Map-based Visualizations Increase Long-Term Recall of Data by Bahador Saket, Carlos Scheidegger, Stephen Kobourov, and Katy Börner compared different kinds of graph layouts in terms of their memorability. They made an interesting distinction between three types of memory: visceral, behavioral, and reflective. Their study showed that map-like graph layouts (that fill in areas between nodes) are easier to remember than plain old node-link diagrams, both in terms of remembering the graph and the actual content. I’ll have to read the paper to be sure that I really agree that their work is at the reflective level, unlike all the work before. But it’s at least a very good step in that direction.
A cool idea is GraphUnit: Evaluating Interactive Graph Visualizations Using Crowdsourcing by Mershack Okoe and Radu Jianu. It lets you build user tests involving graphs semi-automatically as long as you provide certain functions for it to call. It even sets up the HIT on Mechanical Turk and runs it for you if you want. This sort of test automation is very helpful to get more people to run user studies.
Towards a smooth design process for static communicative node-link diagrams by Andre Spritzer, Jeremy Boy, Pierre Dragicevic, Jean-Daniel Fekete, and Carla M.D.S. Freitas presented a system called GraphCoiffure that can be used to create information graphics with graphs. The program has many useful functions for designers while retaining a set of graph layout algorithms to run at any time. It looked really interesting, too bad it’s not available to play with.
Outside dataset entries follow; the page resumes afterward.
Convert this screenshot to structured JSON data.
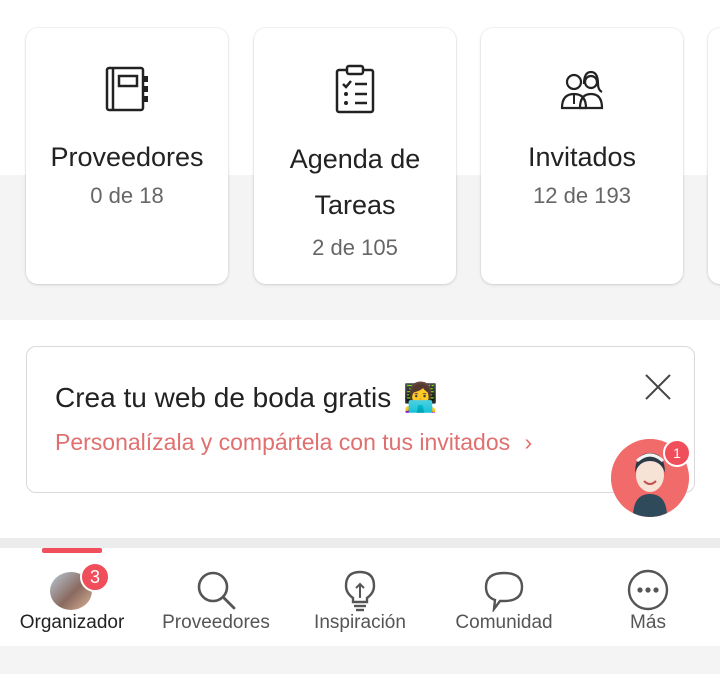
{
  "cards": [
    {
      "title": "Proveedores",
      "count": "0 de 18",
      "icon": "notebook-icon"
    },
    {
      "title_line1": "Agenda de",
      "title_line2": "Tareas",
      "count": "2 de 105",
      "icon": "clipboard-checklist-icon"
    },
    {
      "title": "Invitados",
      "count": "12 de 193",
      "icon": "couple-icon"
    }
  ],
  "promo": {
    "title": "Crea tu web de boda gratis",
    "emoji": "👩‍💻",
    "subtitle": "Personalízala y compártela con tus invitados",
    "chevron": "›"
  },
  "chat": {
    "badge": "1"
  },
  "nav": {
    "items": [
      {
        "label": "Organizador",
        "icon": "user-photo-avatar",
        "badge": "3"
      },
      {
        "label": "Proveedores",
        "icon": "search-icon"
      },
      {
        "label": "Inspiración",
        "icon": "lightbulb-icon"
      },
      {
        "label": "Comunidad",
        "icon": "chat-bubble-icon"
      },
      {
        "label": "Más",
        "icon": "more-dots-icon"
      }
    ]
  },
  "colors": {
    "accent": "#f04e5a",
    "link": "#e0706f"
  }
}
The short papers session on Friday morning had some good presentations, even if some of them were a bit preliminary.
Towards Understanding Enjoyment and Flow in Information Visualization by Bahador Saket, Carlos Scheidegger, Stephen Kobourov proposes the use of Csikszentmihalyi’s flow concept to measure enjoyment of visualizations. Flow has a fairly well-defined set of criteria (challenge, focus, clarity, feedback, control, immersion) that can be assessed with Likert scales or similar. There was some discussion afterwards whether flow was really a valid measure of enjoyment, but it’s certainly closer than anything else I’ve seen so far.
ColorCAT: Guided Design of Colormaps for Combined Analysis Tasks by Sebastian Mittelstädt, Dominik Jäckle, Florian Stoffel, and Daniel Keim introduced the ColorCAT color design tool for combined analysis tasks. Depending on which of the three basic tasks, localize, identify, and/or compare, are desired, ColorCAT helps design color maps. The tool has several colorblind modes to design colors for people with color deficiencies. It’s currently written in Java, but my understanding is that Mittelstädt is working on a version that will live on the web. Either way, it’s available with full source code, which is nice.
Perhaps my favorite short paper was Interaction with uncertainty in visualisations by Advait Sarkar, Mateja Jamnik, Alan Blackwell, and Martin Spott. The idea is to show data with error bars from a first, crude query and then allow the user to trade off time versus accuracy. This of course requires a model to predict that, as well as a database that can be given time constrains like this. But I think this clearly has a lot of merit, even if there are certainly other approaches (such as progressive refinement without user interaction).
Conference dinners can be amazing or they can be uninspiring (like the last several years at VIS). The EuroVis dinner at Convento San Giuseppe set some new standards. The people there made all the food fresh, by hand, including gnocchi, lots of grilled meat, and nougat. The latter was particularly amazing, as it was soft and warm and just insanely good. There was also pottery, weaving, and a number of other things. The place was also beautiful, dating back to the Middle Ages.
The bar is set high for next year. Speaking of which: EuroVis 2016 will take place June 6-10, 2016 in Groningen, The Netherlands.